by Joe Bollig
I’ve been thinking a lot about Father Patric Riley, pastor of Holy Family Parish in Eudora, who died on June 12.
Father Pat was never my pastor and I didn’t belong to his parish. I’d known him for years, but only as a nodding acquaintance.
That changed last summer when I went looking for a Bible study near to my home parish, which didn’t have one. The closest was at Holy Family Parish in Eudora.
Holy Family had Bible study led by Mitzi Rezin, an attorney. She’s a great teacher, and going to class was like chugging a glass of iced tea on a hot July day — simply refreshing.
It was through Mitzi that I had an opportunity to get to know Father Pat better. After class, we’d all troop over to the rectory for “snacks.”
Snacks for Father Pat were more like a potluck dinner. The kitchen counters would be covered with various dishes. Something would be cooking on the stove or in the oven, often made by Father Pat himself. The dinner table in the living room would be full of desserts.
It was like a family reunion, with people filling the couches and chairs, visiting and eating. And presiding over it all in his throne/easy chair was a grinning Father Pat, cold drink in hand, dressed in shorts and a tee-shirt. A game of some sort was always playing on the TV. “Hey Joe,” he’d say. “Want a beer? There’s some in the fridge.”
Since I came directly from work, I didn’t have an easy way to bring food, but that didn’t matter.
In fact, it didn’t matter to Father Pat if you hadn’t brought food, been to the class, were not Catholic or even human. It was kids and elders, singles and couples, dogs and — more dogs. Just everybody.

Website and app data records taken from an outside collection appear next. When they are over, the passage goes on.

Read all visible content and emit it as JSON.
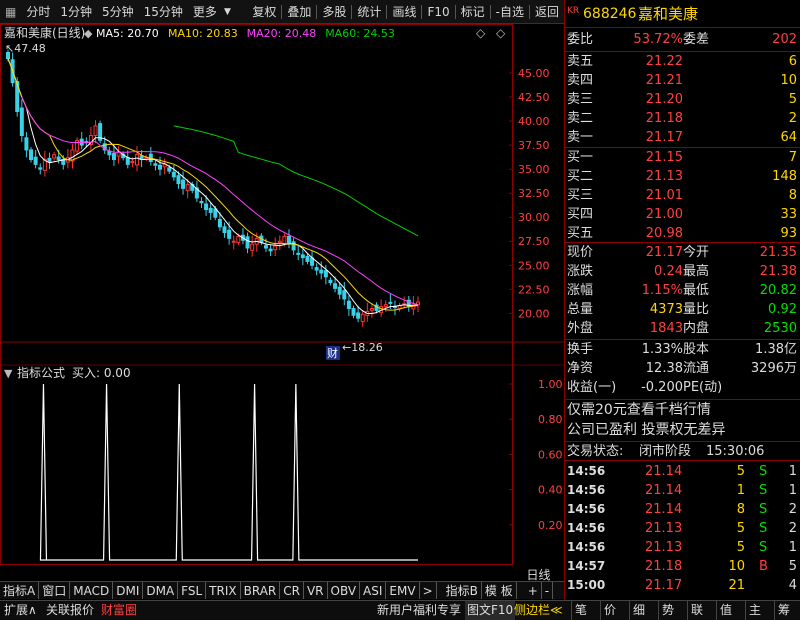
{
  "toolbar": {
    "left_icon": "grid-icon",
    "items": [
      "分时",
      "1分钟",
      "5分钟",
      "15分钟",
      "更多"
    ],
    "right_items": [
      "复权",
      "叠加",
      "多股",
      "统计",
      "画线",
      "F10",
      "标记",
      "-自选",
      "返回"
    ]
  },
  "chart": {
    "title": "嘉和美康(日线)",
    "ma": [
      {
        "label": "MA5: 20.70",
        "color": "#ffffff"
      },
      {
        "label": "MA10: 20.83",
        "color": "#ffd700"
      },
      {
        "label": "MA20: 20.48",
        "color": "#ff40ff"
      },
      {
        "label": "MA60: 24.53",
        "color": "#00d000"
      }
    ],
    "y_ticks": [
      "45.00",
      "42.50",
      "40.00",
      "37.50",
      "35.00",
      "32.50",
      "30.00",
      "27.50",
      "25.00",
      "22.50",
      "20.00"
    ],
    "high_label": "47.48",
    "low_label": "18.26",
    "cai_label": "财",
    "indicator_title": "指标公式",
    "indicator_value": "买入: 0.00",
    "ind_ticks": [
      "1.00",
      "0.80",
      "0.60",
      "0.40",
      "0.20"
    ],
    "x_labels": [
      "2021年",
      "1",
      "2",
      "3",
      "4",
      "5"
    ],
    "x_right": "日线"
  },
  "chart_data": {
    "type": "candlestick",
    "title": "嘉和美康(日线)",
    "y_range": [
      18.0,
      47.5
    ],
    "closes": [
      46.5,
      44,
      41,
      38.5,
      37,
      36,
      35.5,
      35,
      36,
      35.8,
      36.5,
      36,
      35.5,
      36.2,
      37,
      38,
      37.5,
      37.8,
      38.5,
      39.5,
      38,
      37,
      36.5,
      36,
      36.8,
      36.2,
      35.5,
      35.8,
      36.5,
      36,
      36.2,
      35.8,
      35.4,
      35,
      35.5,
      34.8,
      34.2,
      33.5,
      33,
      33.4,
      32.8,
      32,
      31.5,
      30.8,
      30.5,
      30,
      29,
      28.4,
      27.8,
      27.5,
      28,
      27.6,
      26.8,
      27.2,
      27.8,
      27.4,
      26.8,
      26.5,
      27,
      27.5,
      28,
      27.2,
      26.6,
      26.2,
      25.8,
      25.4,
      25,
      24.5,
      24.2,
      23.8,
      23.2,
      22.6,
      22,
      21.5,
      20.5,
      19.8,
      19.5,
      19.9,
      20.2,
      20.5,
      20.3,
      20.7,
      20.9,
      21.1,
      20.6,
      20.8,
      21.0,
      20.7,
      20.9,
      21.17
    ],
    "ma_series": [
      "MA5",
      "MA10",
      "MA20",
      "MA60"
    ],
    "buy_signal_bars": [
      9,
      24,
      40,
      57,
      69
    ]
  },
  "quote": {
    "code_prefix": "KR",
    "code": "688246",
    "name": "嘉和美康",
    "weibi_label": "委比",
    "weibi": "53.72%",
    "weicha_label": "委差",
    "weicha": "202",
    "asks": [
      {
        "label": "卖五",
        "price": "21.22",
        "vol": "6"
      },
      {
        "label": "卖四",
        "price": "21.21",
        "vol": "10"
      },
      {
        "label": "卖三",
        "price": "21.20",
        "vol": "5"
      },
      {
        "label": "卖二",
        "price": "21.18",
        "vol": "2"
      },
      {
        "label": "卖一",
        "price": "21.17",
        "vol": "64"
      }
    ],
    "bids": [
      {
        "label": "买一",
        "price": "21.15",
        "vol": "7"
      },
      {
        "label": "买二",
        "price": "21.13",
        "vol": "148"
      },
      {
        "label": "买三",
        "price": "21.01",
        "vol": "8"
      },
      {
        "label": "买四",
        "price": "21.00",
        "vol": "33"
      },
      {
        "label": "买五",
        "price": "20.98",
        "vol": "93"
      }
    ],
    "stats": [
      {
        "l1": "现价",
        "v1": "21.17",
        "c1": "#ff4040",
        "l2": "今开",
        "v2": "21.35",
        "c2": "#ff4040"
      },
      {
        "l1": "涨跌",
        "v1": "0.24",
        "c1": "#ff4040",
        "l2": "最高",
        "v2": "21.38",
        "c2": "#ff4040"
      },
      {
        "l1": "涨幅",
        "v1": "1.15%",
        "c1": "#ff4040",
        "l2": "最低",
        "v2": "20.82",
        "c2": "#00e000"
      },
      {
        "l1": "总量",
        "v1": "4373",
        "c1": "#ffd700",
        "l2": "量比",
        "v2": "0.92",
        "c2": "#00e000"
      },
      {
        "l1": "外盘",
        "v1": "1843",
        "c1": "#ff4040",
        "l2": "内盘",
        "v2": "2530",
        "c2": "#00e000"
      }
    ],
    "stats2": [
      {
        "l1": "换手",
        "v1": "1.33%",
        "l2": "股本",
        "v2": "1.38亿"
      },
      {
        "l1": "净资",
        "v1": "12.38",
        "l2": "流通",
        "v2": "3296万"
      },
      {
        "l1": "收益(一)",
        "v1": "-0.200",
        "l2": "PE(动)",
        "v2": ""
      }
    ],
    "notice1": "仅需20元查看千档行情",
    "notice2": "公司已盈利 投票权无差异",
    "status_label": "交易状态:",
    "status_value": "闭市阶段",
    "status_time": "15:30:06",
    "ticks": [
      {
        "t": "14:56",
        "p": "21.14",
        "v": "5",
        "bs": "S",
        "n": "1"
      },
      {
        "t": "14:56",
        "p": "21.14",
        "v": "1",
        "bs": "S",
        "n": "1"
      },
      {
        "t": "14:56",
        "p": "21.14",
        "v": "8",
        "bs": "S",
        "n": "2"
      },
      {
        "t": "14:56",
        "p": "21.13",
        "v": "5",
        "bs": "S",
        "n": "2"
      },
      {
        "t": "14:56",
        "p": "21.13",
        "v": "5",
        "bs": "S",
        "n": "1"
      },
      {
        "t": "14:57",
        "p": "21.18",
        "v": "10",
        "bs": "B",
        "n": "5"
      },
      {
        "t": "15:00",
        "p": "21.17",
        "v": "21",
        "bs": "",
        "n": "4"
      }
    ]
  },
  "bottom1": [
    "指标A",
    "窗口",
    "MACD",
    "DMI",
    "DMA",
    "FSL",
    "TRIX",
    "BRAR",
    "CR",
    "VR",
    "OBV",
    "ASI",
    "EMV",
    ">",
    "指标B",
    "模 板",
    "+",
    "-"
  ],
  "bottom2": {
    "left": [
      "扩展∧",
      "关联报价",
      "财富圈"
    ],
    "mid": "新用户福利专享",
    "f10": "图文F10",
    "side": "侧边栏≪",
    "right": [
      "笔",
      "价",
      "细",
      "势",
      "联",
      "值",
      "主",
      "筹"
    ]
  }
}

What made it great? Father Pat made it great. He set the tone. He was the organizing principle. Father Pat had, as parishioner Gary Pratt said, a compassionate and welcoming nature. As his wife Molly said, Father Pat valued relationships.
Once while I was sitting there, a thought suddenly flashed through my mind: This was what it must have been like when the people gathered around Jesus. No expectations or agenda. No status or rank. No “putting on the squeeze.” Just welcome and acceptance, and be as you are.
It started with his own generosity, giving and openness. And he attracted people with the same aforementioned qualities.
Before Father Pat built the new church in Eudora, he first built community. He built community with living stones of people cemented together by relationship.
Without first building “The Church,” he couldn’t have built “a church.”
Thank you Father Pat, and your lovely “living stones” for sharing the love. I don’t know if you knew about this song by “Creed,” but it seems like you talking: “With arms wide open; under the sunlight. Welcome to this place, I’ll show you everything; with arms wide open.”